*** GIVEN DATA

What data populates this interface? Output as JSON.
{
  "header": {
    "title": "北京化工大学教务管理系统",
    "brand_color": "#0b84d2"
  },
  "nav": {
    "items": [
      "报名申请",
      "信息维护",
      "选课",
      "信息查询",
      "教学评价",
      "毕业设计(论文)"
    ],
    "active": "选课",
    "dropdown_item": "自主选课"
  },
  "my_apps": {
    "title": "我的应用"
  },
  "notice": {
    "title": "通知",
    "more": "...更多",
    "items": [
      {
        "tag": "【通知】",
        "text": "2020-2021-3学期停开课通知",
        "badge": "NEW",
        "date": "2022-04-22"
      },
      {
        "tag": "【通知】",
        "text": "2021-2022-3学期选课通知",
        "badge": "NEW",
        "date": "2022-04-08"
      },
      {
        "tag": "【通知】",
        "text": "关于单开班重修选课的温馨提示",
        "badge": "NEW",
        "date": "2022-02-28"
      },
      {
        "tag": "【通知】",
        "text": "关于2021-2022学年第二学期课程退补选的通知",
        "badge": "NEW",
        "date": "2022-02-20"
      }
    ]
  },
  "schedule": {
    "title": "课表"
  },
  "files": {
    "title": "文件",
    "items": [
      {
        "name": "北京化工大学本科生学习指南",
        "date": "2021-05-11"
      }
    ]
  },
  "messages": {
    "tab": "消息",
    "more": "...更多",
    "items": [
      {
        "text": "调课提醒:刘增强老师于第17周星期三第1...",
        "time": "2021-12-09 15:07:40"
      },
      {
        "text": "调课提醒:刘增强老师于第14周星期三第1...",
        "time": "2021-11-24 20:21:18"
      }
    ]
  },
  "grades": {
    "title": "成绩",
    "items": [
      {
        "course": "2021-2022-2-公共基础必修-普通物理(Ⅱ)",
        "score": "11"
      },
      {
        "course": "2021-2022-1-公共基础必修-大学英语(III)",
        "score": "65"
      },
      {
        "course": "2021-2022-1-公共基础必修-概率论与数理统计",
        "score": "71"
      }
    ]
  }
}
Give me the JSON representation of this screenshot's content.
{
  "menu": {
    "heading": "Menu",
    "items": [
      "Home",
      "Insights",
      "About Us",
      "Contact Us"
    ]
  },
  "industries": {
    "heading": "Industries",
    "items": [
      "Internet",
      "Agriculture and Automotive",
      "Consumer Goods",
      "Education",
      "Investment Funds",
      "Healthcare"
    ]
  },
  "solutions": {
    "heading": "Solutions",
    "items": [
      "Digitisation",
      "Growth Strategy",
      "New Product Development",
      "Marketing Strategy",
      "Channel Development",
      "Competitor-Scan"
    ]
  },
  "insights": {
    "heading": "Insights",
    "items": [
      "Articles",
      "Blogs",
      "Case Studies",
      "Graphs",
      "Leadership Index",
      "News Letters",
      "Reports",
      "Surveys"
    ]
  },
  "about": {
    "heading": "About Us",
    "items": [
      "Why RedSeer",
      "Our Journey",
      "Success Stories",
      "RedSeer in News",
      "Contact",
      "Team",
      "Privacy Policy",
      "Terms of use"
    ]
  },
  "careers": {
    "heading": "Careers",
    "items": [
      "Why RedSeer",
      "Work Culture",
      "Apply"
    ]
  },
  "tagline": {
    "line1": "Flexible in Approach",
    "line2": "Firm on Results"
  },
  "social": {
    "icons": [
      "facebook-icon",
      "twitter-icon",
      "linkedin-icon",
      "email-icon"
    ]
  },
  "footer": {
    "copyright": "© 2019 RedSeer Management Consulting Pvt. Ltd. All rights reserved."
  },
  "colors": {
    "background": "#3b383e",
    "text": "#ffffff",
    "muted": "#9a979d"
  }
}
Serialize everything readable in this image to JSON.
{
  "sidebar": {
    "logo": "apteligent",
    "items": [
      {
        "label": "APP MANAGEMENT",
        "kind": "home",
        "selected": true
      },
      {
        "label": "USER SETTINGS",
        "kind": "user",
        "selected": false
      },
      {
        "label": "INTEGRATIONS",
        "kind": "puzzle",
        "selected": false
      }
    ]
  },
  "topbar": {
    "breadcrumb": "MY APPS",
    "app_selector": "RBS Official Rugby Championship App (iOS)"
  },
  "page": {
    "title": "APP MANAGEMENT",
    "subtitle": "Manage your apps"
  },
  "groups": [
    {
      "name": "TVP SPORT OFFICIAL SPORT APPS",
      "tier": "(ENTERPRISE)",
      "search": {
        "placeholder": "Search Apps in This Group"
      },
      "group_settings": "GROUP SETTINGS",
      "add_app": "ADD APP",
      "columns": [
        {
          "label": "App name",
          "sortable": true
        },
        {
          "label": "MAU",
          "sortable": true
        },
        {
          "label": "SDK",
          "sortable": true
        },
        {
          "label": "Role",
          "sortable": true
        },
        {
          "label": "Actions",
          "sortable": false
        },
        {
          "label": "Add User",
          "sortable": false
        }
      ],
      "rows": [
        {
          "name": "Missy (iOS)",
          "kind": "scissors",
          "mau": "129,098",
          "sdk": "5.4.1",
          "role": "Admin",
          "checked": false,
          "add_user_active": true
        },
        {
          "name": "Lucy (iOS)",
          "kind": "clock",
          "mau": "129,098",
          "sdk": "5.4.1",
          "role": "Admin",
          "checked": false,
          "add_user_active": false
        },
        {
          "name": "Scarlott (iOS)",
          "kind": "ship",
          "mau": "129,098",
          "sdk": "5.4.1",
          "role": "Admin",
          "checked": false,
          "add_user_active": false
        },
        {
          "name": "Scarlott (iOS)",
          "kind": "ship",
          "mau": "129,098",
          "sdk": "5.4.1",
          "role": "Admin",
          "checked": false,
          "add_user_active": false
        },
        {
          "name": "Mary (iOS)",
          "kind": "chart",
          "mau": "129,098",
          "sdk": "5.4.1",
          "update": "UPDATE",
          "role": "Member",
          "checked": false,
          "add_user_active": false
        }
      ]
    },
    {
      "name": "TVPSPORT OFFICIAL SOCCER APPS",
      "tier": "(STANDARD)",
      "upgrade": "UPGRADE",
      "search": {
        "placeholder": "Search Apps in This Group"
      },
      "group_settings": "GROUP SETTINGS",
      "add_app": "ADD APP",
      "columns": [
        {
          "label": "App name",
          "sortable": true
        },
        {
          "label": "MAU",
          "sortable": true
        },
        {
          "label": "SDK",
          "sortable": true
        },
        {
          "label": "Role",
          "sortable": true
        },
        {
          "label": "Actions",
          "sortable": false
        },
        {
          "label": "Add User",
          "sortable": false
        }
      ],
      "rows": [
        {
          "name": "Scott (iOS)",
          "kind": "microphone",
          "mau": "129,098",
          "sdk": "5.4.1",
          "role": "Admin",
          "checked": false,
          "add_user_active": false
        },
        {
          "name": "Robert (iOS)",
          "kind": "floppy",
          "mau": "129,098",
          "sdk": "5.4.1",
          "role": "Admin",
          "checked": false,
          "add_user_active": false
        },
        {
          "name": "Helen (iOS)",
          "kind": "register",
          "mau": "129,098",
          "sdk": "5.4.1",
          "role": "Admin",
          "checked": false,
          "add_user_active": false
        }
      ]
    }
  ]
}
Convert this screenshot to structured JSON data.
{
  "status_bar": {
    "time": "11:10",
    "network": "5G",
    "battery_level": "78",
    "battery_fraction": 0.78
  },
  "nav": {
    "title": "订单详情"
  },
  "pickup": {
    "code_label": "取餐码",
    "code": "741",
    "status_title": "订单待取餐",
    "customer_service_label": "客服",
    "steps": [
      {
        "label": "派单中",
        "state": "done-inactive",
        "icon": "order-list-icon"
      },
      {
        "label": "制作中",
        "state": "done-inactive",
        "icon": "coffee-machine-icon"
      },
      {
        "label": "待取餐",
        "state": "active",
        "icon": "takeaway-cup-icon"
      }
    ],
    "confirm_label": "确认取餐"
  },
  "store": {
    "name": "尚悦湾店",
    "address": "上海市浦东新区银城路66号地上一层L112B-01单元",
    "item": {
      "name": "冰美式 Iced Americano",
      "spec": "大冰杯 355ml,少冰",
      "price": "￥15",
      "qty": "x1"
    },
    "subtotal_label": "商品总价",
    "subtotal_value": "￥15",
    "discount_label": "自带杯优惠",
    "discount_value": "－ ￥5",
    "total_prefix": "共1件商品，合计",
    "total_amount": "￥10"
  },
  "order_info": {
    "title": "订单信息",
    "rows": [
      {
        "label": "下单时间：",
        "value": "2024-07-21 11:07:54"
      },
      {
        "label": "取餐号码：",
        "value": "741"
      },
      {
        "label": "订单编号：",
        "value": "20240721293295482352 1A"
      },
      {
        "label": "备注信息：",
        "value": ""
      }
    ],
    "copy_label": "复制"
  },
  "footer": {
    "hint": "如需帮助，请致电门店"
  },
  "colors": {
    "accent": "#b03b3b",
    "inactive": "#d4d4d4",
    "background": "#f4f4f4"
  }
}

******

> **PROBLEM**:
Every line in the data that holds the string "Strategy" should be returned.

> **EXERCISE SOLUTION**:
      "Growth Strategy",
      "Marketing Strategy",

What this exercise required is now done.